→ **Materials provided**
********************

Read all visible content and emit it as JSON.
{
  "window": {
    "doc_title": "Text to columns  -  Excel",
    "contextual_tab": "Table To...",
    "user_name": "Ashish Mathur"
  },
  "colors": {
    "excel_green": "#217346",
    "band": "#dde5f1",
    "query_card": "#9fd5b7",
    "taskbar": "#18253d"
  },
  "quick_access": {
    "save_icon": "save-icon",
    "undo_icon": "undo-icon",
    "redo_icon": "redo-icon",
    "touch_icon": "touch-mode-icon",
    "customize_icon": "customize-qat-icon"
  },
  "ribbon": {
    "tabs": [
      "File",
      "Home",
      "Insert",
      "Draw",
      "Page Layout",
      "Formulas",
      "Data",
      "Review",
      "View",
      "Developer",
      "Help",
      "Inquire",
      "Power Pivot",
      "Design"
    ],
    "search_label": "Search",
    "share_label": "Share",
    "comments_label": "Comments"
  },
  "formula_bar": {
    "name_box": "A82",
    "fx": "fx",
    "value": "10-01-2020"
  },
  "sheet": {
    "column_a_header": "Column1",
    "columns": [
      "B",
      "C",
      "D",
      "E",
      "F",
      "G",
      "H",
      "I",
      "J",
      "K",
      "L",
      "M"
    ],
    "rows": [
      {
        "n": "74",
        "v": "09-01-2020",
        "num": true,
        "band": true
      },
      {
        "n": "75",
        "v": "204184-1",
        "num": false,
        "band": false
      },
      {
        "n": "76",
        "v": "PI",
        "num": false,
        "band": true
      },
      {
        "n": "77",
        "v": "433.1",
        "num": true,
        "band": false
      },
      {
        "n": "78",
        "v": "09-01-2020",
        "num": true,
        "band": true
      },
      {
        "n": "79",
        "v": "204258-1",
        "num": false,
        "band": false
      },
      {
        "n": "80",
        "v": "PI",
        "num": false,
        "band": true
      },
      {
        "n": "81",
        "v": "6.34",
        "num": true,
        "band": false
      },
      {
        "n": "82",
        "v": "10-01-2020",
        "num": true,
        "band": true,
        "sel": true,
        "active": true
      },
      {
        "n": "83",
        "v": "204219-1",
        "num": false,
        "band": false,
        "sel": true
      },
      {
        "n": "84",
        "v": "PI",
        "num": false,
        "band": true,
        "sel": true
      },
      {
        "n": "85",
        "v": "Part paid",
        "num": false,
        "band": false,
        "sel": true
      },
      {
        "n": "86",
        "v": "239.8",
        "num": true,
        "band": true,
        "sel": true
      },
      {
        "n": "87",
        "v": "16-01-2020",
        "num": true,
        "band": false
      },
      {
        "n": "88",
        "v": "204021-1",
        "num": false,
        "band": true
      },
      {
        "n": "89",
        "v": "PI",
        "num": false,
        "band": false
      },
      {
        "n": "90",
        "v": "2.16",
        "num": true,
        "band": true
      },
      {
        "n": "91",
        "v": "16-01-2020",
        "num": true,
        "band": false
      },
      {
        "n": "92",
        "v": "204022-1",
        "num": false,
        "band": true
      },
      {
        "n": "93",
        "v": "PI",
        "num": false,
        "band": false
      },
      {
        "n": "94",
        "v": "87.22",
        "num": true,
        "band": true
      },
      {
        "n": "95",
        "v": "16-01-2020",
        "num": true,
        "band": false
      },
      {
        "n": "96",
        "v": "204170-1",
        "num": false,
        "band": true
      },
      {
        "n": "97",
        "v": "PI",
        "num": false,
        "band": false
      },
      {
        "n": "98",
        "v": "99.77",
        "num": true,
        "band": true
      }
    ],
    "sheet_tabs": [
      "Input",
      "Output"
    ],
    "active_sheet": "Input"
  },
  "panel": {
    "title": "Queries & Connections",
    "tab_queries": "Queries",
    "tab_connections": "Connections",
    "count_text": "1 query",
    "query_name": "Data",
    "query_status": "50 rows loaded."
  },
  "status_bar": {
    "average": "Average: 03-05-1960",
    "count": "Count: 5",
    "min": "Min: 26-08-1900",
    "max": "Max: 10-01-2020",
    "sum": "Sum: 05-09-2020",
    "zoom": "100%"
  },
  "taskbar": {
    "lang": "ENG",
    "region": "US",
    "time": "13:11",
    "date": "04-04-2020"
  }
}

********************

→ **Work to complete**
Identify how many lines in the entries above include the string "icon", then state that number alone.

→ **Your solution**
5